On Jan. 11, 2019, Avi Ketwaroo, MD, Yamini Natarajan, MD, Richard Robbins, MD, and Richa Shukla, MD, along with Section Administrator Ramanveer Virk, MBA, met with Mr. Guerrero at the McNair Campus of Baylor College of Medicine to discuss AGA’s legislative priorities such as NIH Funding, the Restoring the Patient’s Voice Act (H.R. 2077) and the Removing Barriers to Colorectal Cancer Screening Act of 2017 [(H.R. 1017)/(S. 479)].
Mr. Guerrero was very interested in hearing about step therapy and the barriers this policy creates for physicians who are unable to prescribe appropriate regimens for patients with chronic GI conditions such as inflammatory bowel disease (IBD). He understood that physicians make treatment decisions based on patient specific factors and insurance mandated rules regarding medications, and that prior authorizations can pose significant delays in achieving remission — in some cases even contributing to repeated hospitalizations while patients remain symptomatic.
Our group also discussed the colonoscopy “loophole”; specifically, we noted that many other screening tests do not have the ability to perform therapeutic interventions. However, colonoscopy is unique in that one procedure can serve both screening and therapeutic purposes. The colonoscopy “loophole” prevents gastroenterologists from fulfilling their duty and performing intervention on polyps at the time of detection. Furthermore, requiring patients to return for a polyp removal adds risks including procedural and anesthesia related risks. Mr. Guerrero was very attentive to these concerns and shared his intent to discuss this information with Cornyn.
Site visits such as these promote a healthy and productive dialogue between health care providers and legislators.
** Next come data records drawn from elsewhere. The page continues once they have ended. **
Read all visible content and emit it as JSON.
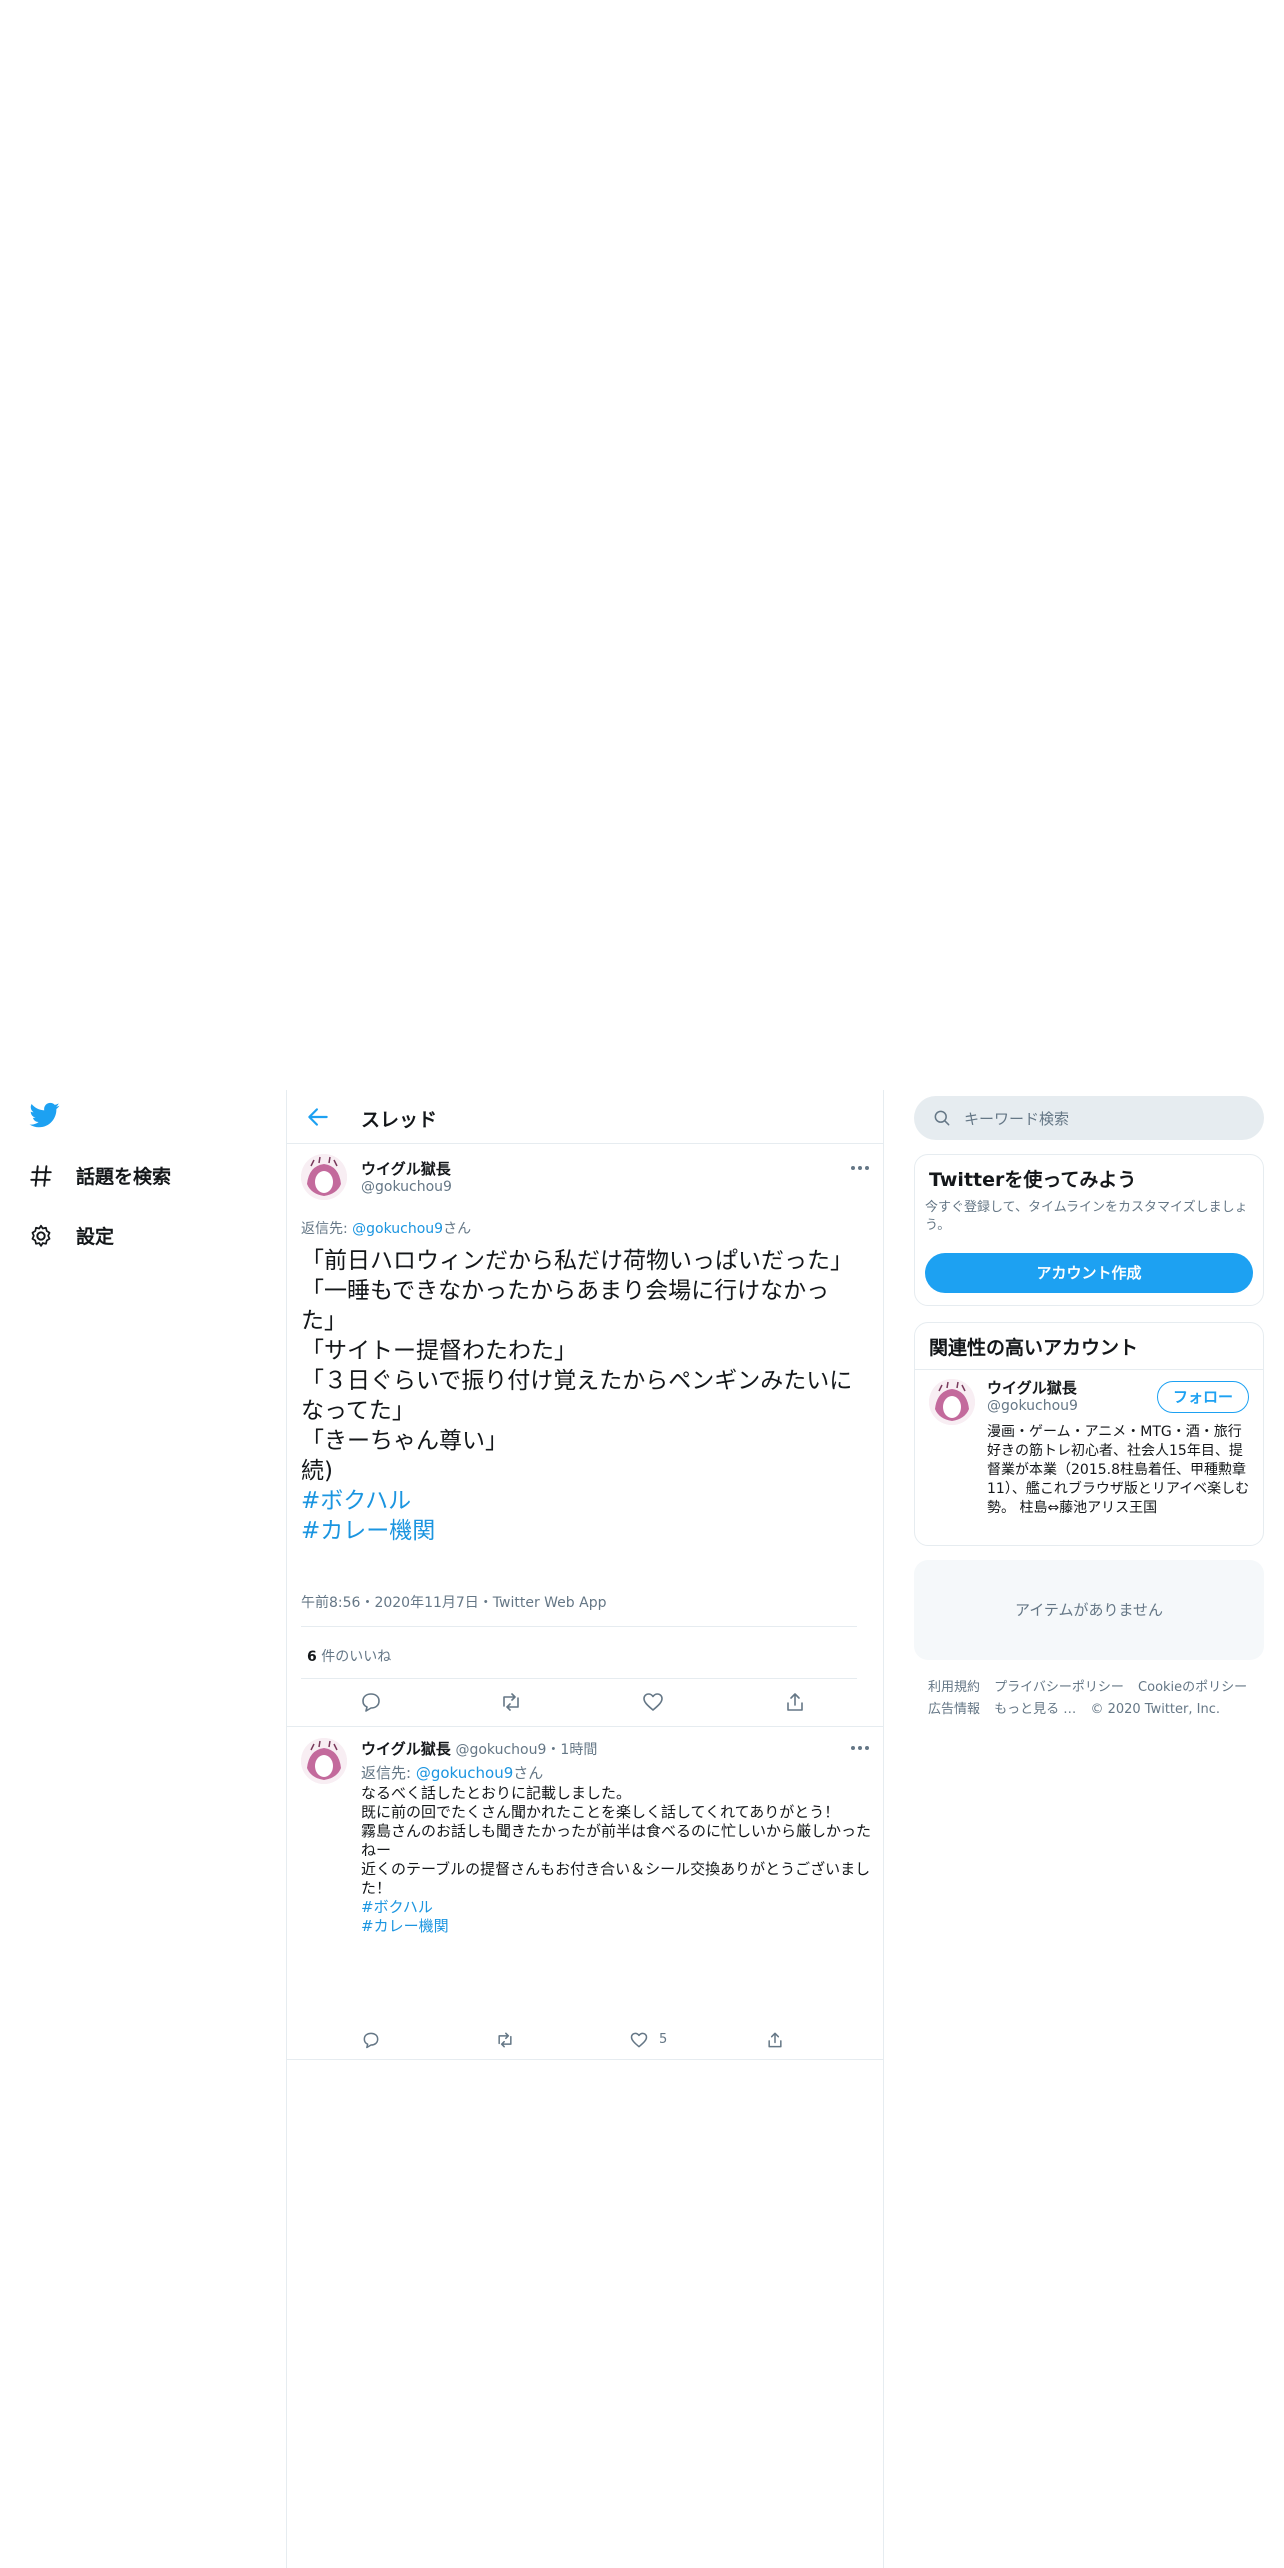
{
  "nav": {
    "logo_icon": "twitter-bird-icon",
    "items": [
      {
        "icon": "hashtag-icon",
        "label": "話題を検索"
      },
      {
        "icon": "gear-icon",
        "label": "設定"
      }
    ]
  },
  "header": {
    "title": "スレッド",
    "back_icon": "arrow-left-icon"
  },
  "main_tweet": {
    "name": "ウイグル獄長",
    "handle": "@gokuchou9",
    "reply_prefix": "返信先: ",
    "reply_to": "@gokuchou9",
    "reply_suffix": "さん",
    "text": "「前日ハロウィンだから私だけ荷物いっぱいだった」\n「一睡もできなかったからあまり会場に行けなかった」\n「サイトー提督わたわた」\n「３日ぐらいで振り付け覚えたからペンギンみたいになってた」\n「きーちゃん尊い」\n続)",
    "hashtags": [
      "#ボクハル",
      "#カレー機関"
    ],
    "meta": "午前8:56・2020年11月7日・Twitter Web App",
    "likes_count": "6",
    "likes_label": " 件のいいね"
  },
  "reply_tweet": {
    "name": "ウイグル獄長",
    "handle": "@gokuchou9",
    "time": "・1時間",
    "reply_prefix": "返信先: ",
    "reply_to": "@gokuchou9",
    "reply_suffix": "さん",
    "text": "なるべく話したとおりに記載しました。\n既に前の回でたくさん聞かれたことを楽しく話してくれてありがとう！\n霧島さんのお話しも聞きたかったが前半は食べるのに忙しいから厳しかったねー\n近くのテーブルの提督さんもお付き合い＆シール交換ありがとうございました！",
    "hashtags": [
      "#ボクハル",
      "#カレー機関"
    ],
    "like_count": "5"
  },
  "search": {
    "placeholder": "キーワード検索"
  },
  "signup_card": {
    "title": "Twitterを使ってみよう",
    "desc": "今すぐ登録して、タイムラインをカスタマイズしましょう。",
    "button": "アカウント作成"
  },
  "related_card": {
    "title": "関連性の高いアカウント",
    "name": "ウイグル獄長",
    "handle": "@gokuchou9",
    "follow": "フォロー",
    "bio": "漫画・ゲーム・アニメ・MTG・酒・旅行好きの筋トレ初心者、社会人15年目、提督業が本業（2015.8柱島着任、甲種勲章11）、艦これブラウザ版とリアイベ楽しむ勢。 柱島⇔藤池アリス王国"
  },
  "trends_empty": "アイテムがありません",
  "footer": {
    "line1": [
      "利用規約",
      "プライバシーポリシー",
      "Cookieのポリシー"
    ],
    "line2": [
      "広告情報",
      "もっと見る …",
      "© 2020 Twitter, Inc."
    ]
  },
  "colors": {
    "accent": "#1da1f2",
    "link": "#1b95e0",
    "muted": "#657786",
    "border": "#e6ecf0"
  }
}
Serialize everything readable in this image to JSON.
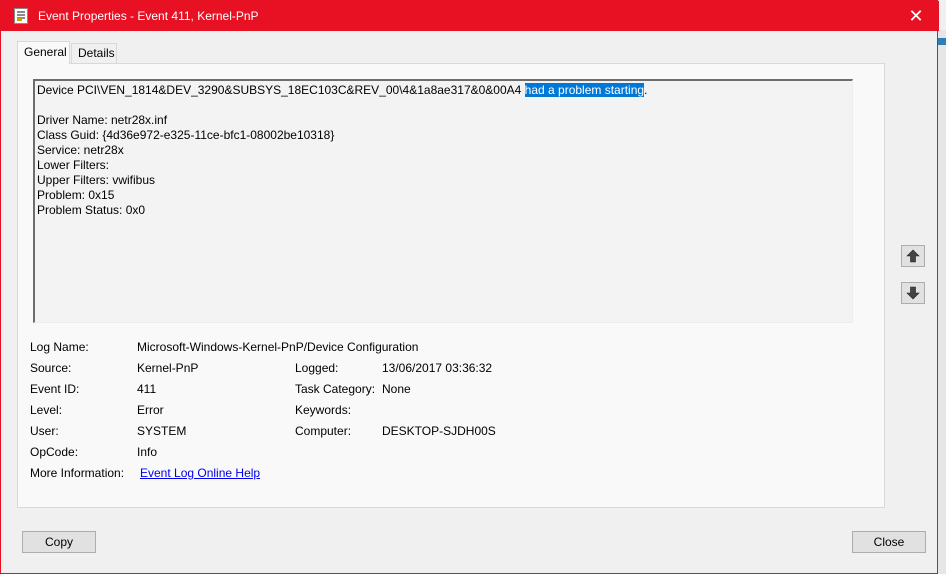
{
  "window": {
    "title": "Event Properties - Event 411, Kernel-PnP",
    "close_glyph": "✕"
  },
  "tabs": [
    {
      "label": "General",
      "active": true
    },
    {
      "label": "Details",
      "active": false
    }
  ],
  "description": {
    "line1_prefix": "Device PCI\\VEN_1814&DEV_3290&SUBSYS_18EC103C&REV_00\\4&1a8ae317&0&00A4 ",
    "line1_highlight": "had a problem starting",
    "line1_suffix": ".",
    "lines": [
      "Driver Name: netr28x.inf",
      "Class Guid: {4d36e972-e325-11ce-bfc1-08002be10318}",
      "Service: netr28x",
      "Lower Filters:",
      "Upper Filters: vwifibus",
      "Problem: 0x15",
      "Problem Status: 0x0"
    ]
  },
  "fields": {
    "log_name_label": "Log Name:",
    "log_name_value": "Microsoft-Windows-Kernel-PnP/Device Configuration",
    "source_label": "Source:",
    "source_value": "Kernel-PnP",
    "logged_label": "Logged:",
    "logged_value": "13/06/2017 03:36:32",
    "event_id_label": "Event ID:",
    "event_id_value": "411",
    "task_category_label": "Task Category:",
    "task_category_value": "None",
    "level_label": "Level:",
    "level_value": "Error",
    "keywords_label": "Keywords:",
    "keywords_value": "",
    "user_label": "User:",
    "user_value": "SYSTEM",
    "computer_label": "Computer:",
    "computer_value": "DESKTOP-SJDH00S",
    "opcode_label": "OpCode:",
    "opcode_value": "Info",
    "more_info_label": "More Information:",
    "more_info_link": "Event Log Online Help"
  },
  "buttons": {
    "copy": "Copy",
    "close": "Close",
    "up_icon": "arrow-up-icon",
    "down_icon": "arrow-down-icon"
  },
  "colors": {
    "titlebar": "#e81123",
    "highlight": "#0078d7",
    "link": "#0000ee"
  }
}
AGA offers several resources to help gastroenterologists engage with legislators:
Congressional Advocates Program
This is a grassroots program aimed to establish a stronger foundation for our current and future advocacy initiatives by creating state teams to work on advocacy on the local, state and national levels. Participation can include a wide variety of activities, ranging from creating educational posts on social media to meeting with members of Congress. Members of the Congressional Advocates Program are mentored and receive advocacy training by AGA leadership and staff. Participating members receive an AGA Congressional Advocate Program Certificate, a Digestive Disease Week® (DDW) badge ribbon, policy badge on the AGA Community and recognition on AGA’s website. Applications for the next cycle will be released in 2019.
The AGA PAC is a voluntary, nonpartisan political organization affiliated with and supported by AGA and is the only political action committee supported by a national gastroenterology society. Its mission is to give gastroenterologists a greater presence on Capitol Hill and a more effective voice in policy discussions. AGA PAC supports candidates that support our policy priorities such as fair reimbursement, cutting regulatory red tape, supporting patient protections and access to specialty care, and support for federal funding of digestive disease research. If you are interested in learning more, contact AGA’s Government and Political Affairs Manager, Navneet Buttar, at firstname.lastname@example.org or 240-482-3221.
AGA’s online advocacy platform allows members to contact their member of Congress with just a few clicks. AGA develops messages on key pieces of legislation, key efforts in Congress or on issues being advanced by federal agencies that have a great impact on gastroenterology. The platform also allows AGA to track legislation, key votes, a legislator’s priority issues and other key legislative activity. AGA can also track member activity with a legislator and their staff, a key component in building and maintaining relationships with key legislators.